There are a multitude of black mothers I am indebted but I didn’t fully realize it until I read “I Know Why The Caged Bird Sings” by Maya Angelou. There is a lineage of black mothers who bore the scars of racism, injustice and indignity and despite those scars these women stood firm. The mother who birthed my dad, the woman (his grandmother) who raised him after his mom passed, the mother of my wife and her mother. The line runs deep of women who braved their circumstances and stood triumphant. This is my little and perhaps pathetic expression of gratitude for all you’ve endured.
Angelou’s prose reads clearly like spring water or like having a conversation with a loved one and it is in this tone she reveals her story to the reader. No event is out of place as each point of her life, her childhood in the south, moving to California, her rape and etc. were folded into the narrative to understand the young Maya Angelou. She exceeded the narrative that was self-focused and explored the environments she was raised in and the experiences of her dear ones.
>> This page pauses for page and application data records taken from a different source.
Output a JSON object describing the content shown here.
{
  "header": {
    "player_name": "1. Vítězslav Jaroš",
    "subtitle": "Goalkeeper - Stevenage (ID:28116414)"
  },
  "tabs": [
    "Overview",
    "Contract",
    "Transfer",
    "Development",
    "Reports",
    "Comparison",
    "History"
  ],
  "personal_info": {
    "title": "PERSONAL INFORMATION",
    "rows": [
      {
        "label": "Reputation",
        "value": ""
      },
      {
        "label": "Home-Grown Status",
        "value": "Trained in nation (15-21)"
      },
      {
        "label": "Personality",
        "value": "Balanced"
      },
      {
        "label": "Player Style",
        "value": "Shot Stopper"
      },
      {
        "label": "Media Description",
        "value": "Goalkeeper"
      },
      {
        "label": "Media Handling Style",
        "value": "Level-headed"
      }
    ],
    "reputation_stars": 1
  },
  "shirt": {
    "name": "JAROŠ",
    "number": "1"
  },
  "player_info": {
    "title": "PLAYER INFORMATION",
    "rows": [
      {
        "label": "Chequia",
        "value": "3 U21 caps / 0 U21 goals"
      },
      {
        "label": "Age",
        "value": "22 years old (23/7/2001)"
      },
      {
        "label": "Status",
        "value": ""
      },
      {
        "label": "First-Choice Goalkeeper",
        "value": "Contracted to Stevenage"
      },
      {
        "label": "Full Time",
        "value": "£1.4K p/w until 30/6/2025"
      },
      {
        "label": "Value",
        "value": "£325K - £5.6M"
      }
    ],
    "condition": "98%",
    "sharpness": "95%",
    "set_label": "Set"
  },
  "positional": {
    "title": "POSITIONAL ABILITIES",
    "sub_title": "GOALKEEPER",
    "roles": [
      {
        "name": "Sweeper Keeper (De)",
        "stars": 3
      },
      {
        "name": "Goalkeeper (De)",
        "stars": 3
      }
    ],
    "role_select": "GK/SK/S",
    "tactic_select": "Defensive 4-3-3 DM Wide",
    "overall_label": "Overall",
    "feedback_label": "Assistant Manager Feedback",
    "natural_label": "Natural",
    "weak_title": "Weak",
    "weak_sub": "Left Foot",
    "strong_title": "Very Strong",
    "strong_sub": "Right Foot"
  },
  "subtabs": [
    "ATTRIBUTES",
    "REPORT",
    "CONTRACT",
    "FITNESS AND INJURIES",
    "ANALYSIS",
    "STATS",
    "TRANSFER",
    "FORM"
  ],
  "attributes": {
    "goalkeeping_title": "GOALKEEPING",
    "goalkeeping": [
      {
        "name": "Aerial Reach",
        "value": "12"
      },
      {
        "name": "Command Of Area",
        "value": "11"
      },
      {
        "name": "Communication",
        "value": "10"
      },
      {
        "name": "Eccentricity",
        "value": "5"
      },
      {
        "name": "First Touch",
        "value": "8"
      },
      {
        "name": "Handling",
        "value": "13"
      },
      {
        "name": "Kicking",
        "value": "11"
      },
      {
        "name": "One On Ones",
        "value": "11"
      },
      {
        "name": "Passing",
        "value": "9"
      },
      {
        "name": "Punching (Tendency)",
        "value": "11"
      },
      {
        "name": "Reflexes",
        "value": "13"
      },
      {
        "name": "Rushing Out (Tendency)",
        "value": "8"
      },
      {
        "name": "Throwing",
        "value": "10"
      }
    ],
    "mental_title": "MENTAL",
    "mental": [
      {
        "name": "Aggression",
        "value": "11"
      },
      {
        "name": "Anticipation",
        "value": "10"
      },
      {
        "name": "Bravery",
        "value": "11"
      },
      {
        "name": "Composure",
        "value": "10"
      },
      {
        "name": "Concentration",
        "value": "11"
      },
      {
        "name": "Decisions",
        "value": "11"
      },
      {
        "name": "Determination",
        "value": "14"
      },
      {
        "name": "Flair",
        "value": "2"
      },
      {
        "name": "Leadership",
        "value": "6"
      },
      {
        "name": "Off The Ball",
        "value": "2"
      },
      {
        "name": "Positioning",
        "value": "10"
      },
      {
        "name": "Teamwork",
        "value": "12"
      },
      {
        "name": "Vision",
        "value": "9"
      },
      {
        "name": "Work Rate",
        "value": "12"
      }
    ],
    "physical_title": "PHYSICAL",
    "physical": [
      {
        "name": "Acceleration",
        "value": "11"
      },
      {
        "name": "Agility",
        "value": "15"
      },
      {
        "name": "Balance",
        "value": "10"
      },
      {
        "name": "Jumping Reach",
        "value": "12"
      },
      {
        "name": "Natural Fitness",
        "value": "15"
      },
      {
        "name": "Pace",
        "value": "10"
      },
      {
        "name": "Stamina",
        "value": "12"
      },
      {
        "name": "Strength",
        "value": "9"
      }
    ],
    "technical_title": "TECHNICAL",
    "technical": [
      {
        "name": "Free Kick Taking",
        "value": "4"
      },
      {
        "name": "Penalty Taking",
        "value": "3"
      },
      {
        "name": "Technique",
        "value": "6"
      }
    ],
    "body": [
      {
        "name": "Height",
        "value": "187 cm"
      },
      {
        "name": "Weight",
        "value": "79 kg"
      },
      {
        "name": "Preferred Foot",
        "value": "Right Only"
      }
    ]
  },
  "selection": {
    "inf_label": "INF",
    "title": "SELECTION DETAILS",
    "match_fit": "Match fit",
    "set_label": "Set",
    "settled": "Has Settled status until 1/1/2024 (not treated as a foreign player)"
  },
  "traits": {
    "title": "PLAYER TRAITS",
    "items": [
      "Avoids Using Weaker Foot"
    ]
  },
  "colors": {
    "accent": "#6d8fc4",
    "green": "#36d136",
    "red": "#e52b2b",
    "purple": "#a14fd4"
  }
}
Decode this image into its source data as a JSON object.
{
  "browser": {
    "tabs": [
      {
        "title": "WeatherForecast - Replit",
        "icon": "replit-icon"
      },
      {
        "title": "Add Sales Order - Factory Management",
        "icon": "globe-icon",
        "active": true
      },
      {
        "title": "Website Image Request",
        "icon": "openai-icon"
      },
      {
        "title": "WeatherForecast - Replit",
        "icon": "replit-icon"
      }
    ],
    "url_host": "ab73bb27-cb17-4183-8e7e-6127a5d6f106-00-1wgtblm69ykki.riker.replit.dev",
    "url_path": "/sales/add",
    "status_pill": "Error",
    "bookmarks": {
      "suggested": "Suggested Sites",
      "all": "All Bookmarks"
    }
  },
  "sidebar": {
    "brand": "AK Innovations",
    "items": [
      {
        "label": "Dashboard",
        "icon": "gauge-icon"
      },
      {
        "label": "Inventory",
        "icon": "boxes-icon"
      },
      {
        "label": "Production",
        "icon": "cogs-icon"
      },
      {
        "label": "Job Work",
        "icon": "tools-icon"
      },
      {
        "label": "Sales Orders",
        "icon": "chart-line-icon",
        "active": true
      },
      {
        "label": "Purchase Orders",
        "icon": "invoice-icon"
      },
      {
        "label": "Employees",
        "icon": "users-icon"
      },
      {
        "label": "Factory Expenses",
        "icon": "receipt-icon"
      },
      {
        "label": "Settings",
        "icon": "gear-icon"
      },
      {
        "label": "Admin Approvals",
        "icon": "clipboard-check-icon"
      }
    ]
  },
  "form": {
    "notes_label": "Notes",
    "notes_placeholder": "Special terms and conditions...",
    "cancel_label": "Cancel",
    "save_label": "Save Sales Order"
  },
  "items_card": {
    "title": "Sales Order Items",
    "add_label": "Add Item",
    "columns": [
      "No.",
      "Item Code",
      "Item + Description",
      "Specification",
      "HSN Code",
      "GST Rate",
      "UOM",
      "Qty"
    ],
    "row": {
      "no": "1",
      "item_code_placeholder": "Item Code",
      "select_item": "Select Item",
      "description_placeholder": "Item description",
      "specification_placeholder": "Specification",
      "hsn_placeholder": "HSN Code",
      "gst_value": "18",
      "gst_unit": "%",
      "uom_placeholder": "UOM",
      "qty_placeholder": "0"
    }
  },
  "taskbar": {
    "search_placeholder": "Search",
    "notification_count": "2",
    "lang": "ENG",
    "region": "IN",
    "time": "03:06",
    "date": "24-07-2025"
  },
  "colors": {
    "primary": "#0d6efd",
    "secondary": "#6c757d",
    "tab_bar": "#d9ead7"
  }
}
All this was collapsing into an ending which the reader could’ve never predicted, even though the narrative suggests it would happen.
Successful drama is uniquely rare. More often attempts at drama delve into melodrama and forced themes. Instead Angelou controls it bravely. It is well measured and doesn’t ever toe the line of melodrama even when speaking of childhood drama. It is an impressive feat that demands a close eye to study.
“The city [San Francisco] became for me the ideal of what I wanted to be as a grownup. Friendly but never gushing, cool but not frigid or distant, distinguished without the awful stiffness.”
Although the San Francisco she speaks about might be gone there is a sentiment here which many might identify. We want to live in places that either embody ourselves or our aspirations of becoming. It is entirely possible that we fail on our quest of becoming what we see in the city and it is more likely that we will find more of the same problem where ever we move to, but though hope’s persistence that we try anyway.
“The fact that the adult American Negro female emerges a formidable character is often met with amazement, distaste and even belligerence. It is seldom accepted as an inevitable outcome of the struggle won by survivors and deserves respect if not enthusiastic acceptance. “
The caged bird sings because it has grown formidable in its confines. It has little knowledge of freedom and still it sings because within the captivity it has found strength. I would like to wager that the caged bird might have even found a slice of happiness of its own.